Belgium researchers find from 12 to 22 weeks during pregnancy a mother's anxiety may affect the fetus. The researchers at Catholic University of Leuven tracked 71 women during pregnancy and evaluated their children when ages 8 or 9. The study, published in journal Child Development, finds only maternal anxiety during the 12-to-22 week period predicted childhood disorders such as at attention deficit, hyperactivity, acting-out and anxiety problems when the child is ages 8 or 9. The mother's anxiety affected the fetus more than any other factor, including smoking during pregnancy, low birth weight or anxiety of the mother when the child is 8 or 9, the researchers say.
BETTER RESULTS WITH HOSPITAL DOCTOR

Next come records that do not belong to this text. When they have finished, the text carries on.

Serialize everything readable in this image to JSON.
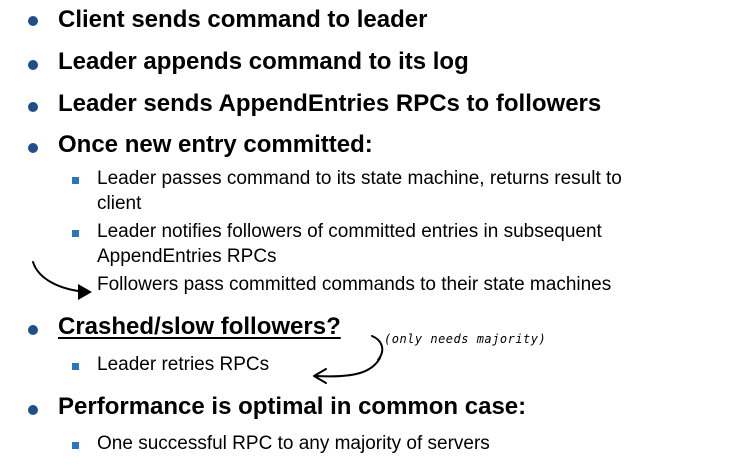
{
  "bullets": {
    "b1": "Client sends command to leader",
    "b2": "Leader appends command to its log",
    "b3": "Leader sends AppendEntries RPCs to followers",
    "b4": "Once new entry committed:",
    "b4_sub1_l1": "Leader passes command to its state machine, returns result to",
    "b4_sub1_l2": "client",
    "b4_sub2_l1": "Leader notifies followers of committed entries in subsequent",
    "b4_sub2_l2": "AppendEntries RPCs",
    "b4_sub3": "Followers pass committed commands to their state machines",
    "b5": "Crashed/slow followers?",
    "b5_sub1": "Leader retries RPCs",
    "b6": "Performance is optimal in common case:",
    "b6_sub1": "One successful RPC to any majority of servers"
  },
  "annotations": {
    "handwritten_note": "(only needs majority)"
  },
  "colors": {
    "main_bullet": "#1f4e8c",
    "sub_bullet": "#2e75c0",
    "text": "#000000"
  }
}
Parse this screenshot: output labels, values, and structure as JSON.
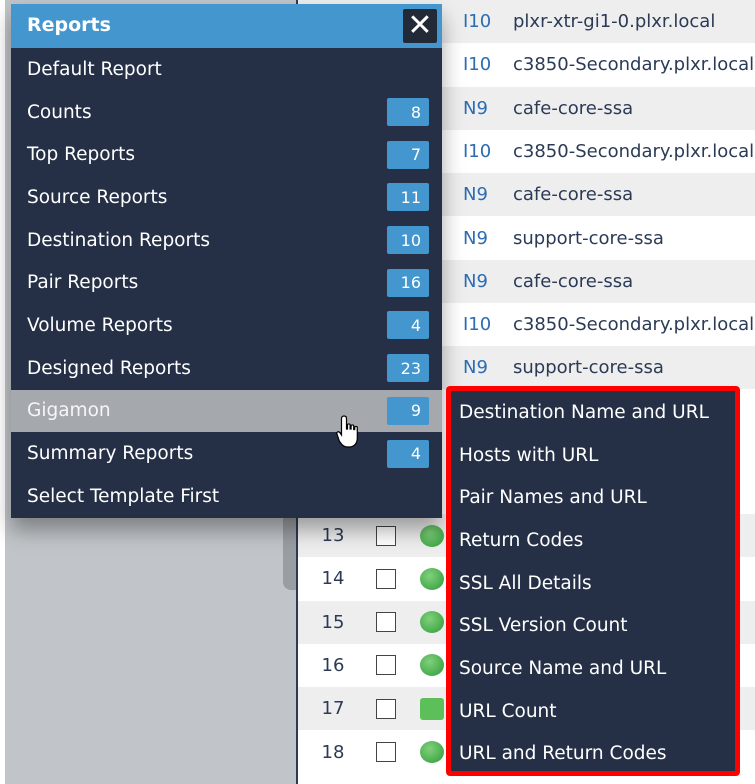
{
  "background": {
    "left_pane_color": "#c1c5c9"
  },
  "table": {
    "top_rows": [
      {
        "type": "I10",
        "host": "plxr-xtr-gi1-0.plxr.local"
      },
      {
        "type": "I10",
        "host": "c3850-Secondary.plxr.local"
      },
      {
        "type": "N9",
        "host": "cafe-core-ssa"
      },
      {
        "type": "I10",
        "host": "c3850-Secondary.plxr.local"
      },
      {
        "type": "N9",
        "host": "cafe-core-ssa"
      },
      {
        "type": "N9",
        "host": "support-core-ssa"
      },
      {
        "type": "N9",
        "host": "cafe-core-ssa"
      },
      {
        "type": "I10",
        "host": "c3850-Secondary.plxr.local"
      },
      {
        "type": "N9",
        "host": "support-core-ssa"
      }
    ],
    "bottom_rows": [
      {
        "num": "13",
        "status_icon": "router-icon"
      },
      {
        "num": "14",
        "status_icon": "router-icon"
      },
      {
        "num": "15",
        "status_icon": "router-icon"
      },
      {
        "num": "16",
        "status_icon": "router-icon"
      },
      {
        "num": "17",
        "status_icon": "monitor-icon"
      },
      {
        "num": "18",
        "status_icon": "router-icon"
      }
    ]
  },
  "menu": {
    "title": "Reports",
    "close_icon": "close-icon",
    "accent_color": "#4496cf",
    "items": [
      {
        "label": "Default Report",
        "count": null
      },
      {
        "label": "Counts",
        "count": "8"
      },
      {
        "label": "Top Reports",
        "count": "7"
      },
      {
        "label": "Source Reports",
        "count": "11"
      },
      {
        "label": "Destination Reports",
        "count": "10"
      },
      {
        "label": "Pair Reports",
        "count": "16"
      },
      {
        "label": "Volume Reports",
        "count": "4"
      },
      {
        "label": "Designed Reports",
        "count": "23"
      },
      {
        "label": "Gigamon",
        "count": "9",
        "active": true
      },
      {
        "label": "Summary Reports",
        "count": "4"
      },
      {
        "label": "Select Template First",
        "count": null
      }
    ]
  },
  "submenu": {
    "parent": "Gigamon",
    "highlight_color": "#ff0000",
    "items": [
      "Destination Name and URL",
      "Hosts with URL",
      "Pair Names and URL",
      "Return Codes",
      "SSL All Details",
      "SSL Version Count",
      "Source Name and URL",
      "URL Count",
      "URL and Return Codes"
    ]
  }
}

Canadian patients who see a doctor who treated them during hospitalization have a lower rate of hospital readmission or death. "Patients were significantly less likely to die or be readmitted if they were seen in follow-up by a hospital physician rather than a community physician or specialist," writes Dr. Carl van Walraven, an Ontario Ministry of Health career scientist. A study, published in the Journal of General Internal Medicine, finds patient follow-up may be diminished because of inadequate transfer of patient information or a doctor's unfamiliarity with hospitals' post-patient discharge therapies. Researchers analyzed patient data of more than 930,000 patients in Ontario, Canada, for 30 days after release from the hospital.
AMERICANS SHOULD EAT MORE PRODUCE, DAIRY
People living in the United States should increase their consumption of fruits, vegetables and milk, says Eric Hentges of the Department of Agriculture. Hentges, director of the department's Center for Nutrition Policy and Promotion, suggests a three- to four-fold increase in regular intake of leafy green vegetables. "That may seem daunting, but the increase translates to eating additionally only two cups of broccoli or greens over a week," he told the Institute of Food Technologists Annual Meeting and Food Expo in Las Vegas.
BETTER PAID HAVE MORE SOCIAL BENEFITS
Highly paid U.S. workers don't just get more money and benefits, they have more social cohesion and solidarity among their colleagues. "The social attractions of the workplace are strongest for those who are already rewarded with the biggest paychecks," says study author Randy Hodson, a professor of sociology at Ohio State University in Columbus. The study, published in Social Science Quarterly, finds highly paid workers tend to have jobs with more freedom and autonomy and more interaction with their co-workers enabling them to develop friendships. Lower-paid workers not only spend more time with things or machines rather than people, often don't have the time to interact with colleagues.
(EDITORS: For more information on ANXIETY, contact Karen Melnyk at (202) 336-5926 or firstname.lastname@example.org. For DOCTOR, Sharon Agsalda at (781) 388-8507 or email@example.com. For PRODUCE, Alisa Harrison at (202) 720-4623. For SOCIAL, Randy Hodson at (614) 292-8951 or Hodson.firstname.lastname@example.org.)
Copyright 2004 by United Press International.